▶ Your assignment: The copy must match the data word for word and contain no pictures.
§
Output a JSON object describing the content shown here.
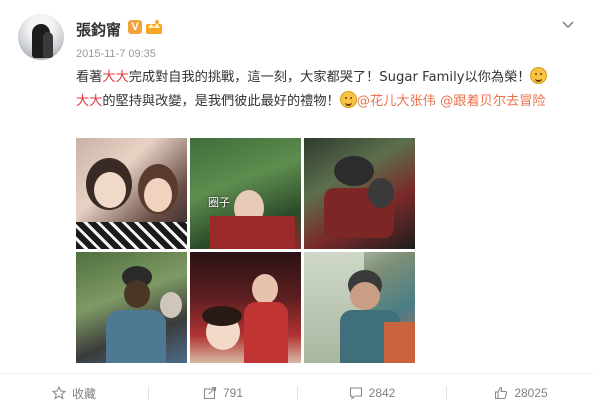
{
  "post": {
    "author": "張鈞甯",
    "verified_badge": "V",
    "timestamp": "2015-11-7 09:35",
    "text": {
      "seg1": "看著",
      "seg2_hl": "大大",
      "seg3": "完成對自我的挑戰，這一刻，大家都哭了！Sugar Family以你為榮！",
      "seg4_hl": "大大",
      "seg5": "的堅持與改變，是我們彼此最好的禮物！",
      "mention1": "@花儿大张伟",
      "mention2": "@跟着贝尔去冒险"
    },
    "photo_captions": {
      "p2": "圈子"
    }
  },
  "footer": {
    "favorite_label": "收藏",
    "repost_count": "791",
    "comment_count": "2842",
    "like_count": "28025"
  },
  "icons": {
    "menu": "chevron-down-icon",
    "favorite": "star-icon",
    "repost": "repost-icon",
    "comment": "comment-icon",
    "like": "thumbs-up-icon"
  },
  "colors": {
    "highlight": "#e4393c",
    "mention": "#eb7350",
    "muted": "#808080"
  }
}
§
▶ Written reply:
Output a JSON object describing the content shown here.
{
  "post": {
    "author": "張鈞甯",
    "verified_badge": "V",
    "timestamp": "2015-11-7 09:35",
    "text": {
      "seg1": "看著",
      "seg2_hl": "大大",
      "seg3": "完成對自我的挑戰，這一刻，大家都哭了！Sugar Family以你為榮！",
      "seg4_hl": "大大",
      "seg5": "的堅持與改變，是我們彼此最好的禮物！",
      "mention1": "@花儿大张伟",
      "mention2": "@跟着贝尔去冒险"
    },
    "photo_captions": {
      "p2": "圈子"
    }
  },
  "footer": {
    "favorite_label": "收藏",
    "repost_count": "791",
    "comment_count": "2842",
    "like_count": "28025"
  },
  "icons": {
    "menu": "chevron-down-icon",
    "favorite": "star-icon",
    "repost": "repost-icon",
    "comment": "comment-icon",
    "like": "thumbs-up-icon"
  },
  "colors": {
    "highlight": "#e4393c",
    "mention": "#eb7350",
    "muted": "#808080"
  }
}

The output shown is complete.